My 2006 Mazdaspeed 6 was beginning to show it's age.  With over 100,000 miles on the odometer, and now over ten years old, there are several of the softer rubber bits on the car starting to soften and wear.  This has presented itself in the car as a general clunky feel when driving over bumps, accelerating and turning.  The components in question are the rear motor mount, the rear differential mount, the front lower control arm bushings, and even the exhaust hangers.  For the mounts and exhaust hangers, I have opted to go with the Corksport made upgrades shown below.



The rear motor mount shown on the left, will be replacing a CP-e mount that has been on the car for over 60,000 miles now, which includes some heavy track use, heavy mountain road use, and just  the daily stop and go traffic grind.  The rear differential mount pictured on the right, will be replacing the original OE mount.  Yes, I said original.  That may seem crazy to anyone that knows this car, as it was singled out as one of the key weak points of the car.  It is probably a fix that has been long overdue with over 100,000 miles on it now, but better late than never.  Those nifty blue exhaust hangers are being employed to further tighten things along the exhaust, along with the more rigid drivetrain.  I have been plagued with an intermittent rubbing of my down pipe, that seems likely to be a combination of worn mounts and exhaust hangers.  Hopefully, the addition of all these upgrades eliminates the rub as well as sharpens the cars response with an overall increase in rigidity.

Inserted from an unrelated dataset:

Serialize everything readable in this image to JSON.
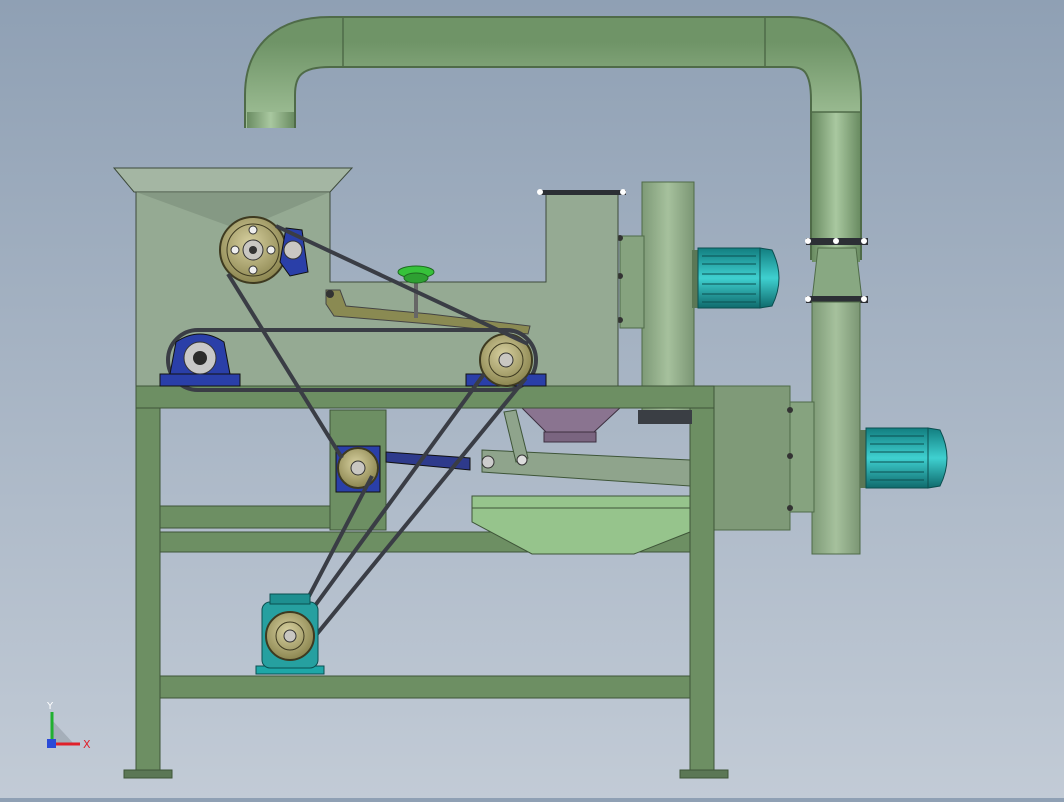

The final piece, is another repair that has been long overdue, the front lower control arms.  These are long overdue because there was a service bulletin released by Mazda, that indicated the large bushing on the end would wear and end up sitting on the frame in a way that causes noise.  That noise has been present for years, and largely ignored by me until now.  Recently, the bushing wear seems to have increased to the point beyond being just noisy, but actually causing a harsh feel in the front suspension.  I could have simply replaced the bushings alone on the existing arms, but in this case opted to get the entire arm.  I did this firstly for ease of install and secondly to replace the aging ball joint on the other end of the arm, since it made sense to do with 100,000 miles plus.  Once all these bits have made it onto the car, I will update with a review post on the end results.  Thanks for watching!


-photos and writing by: Robert Sixto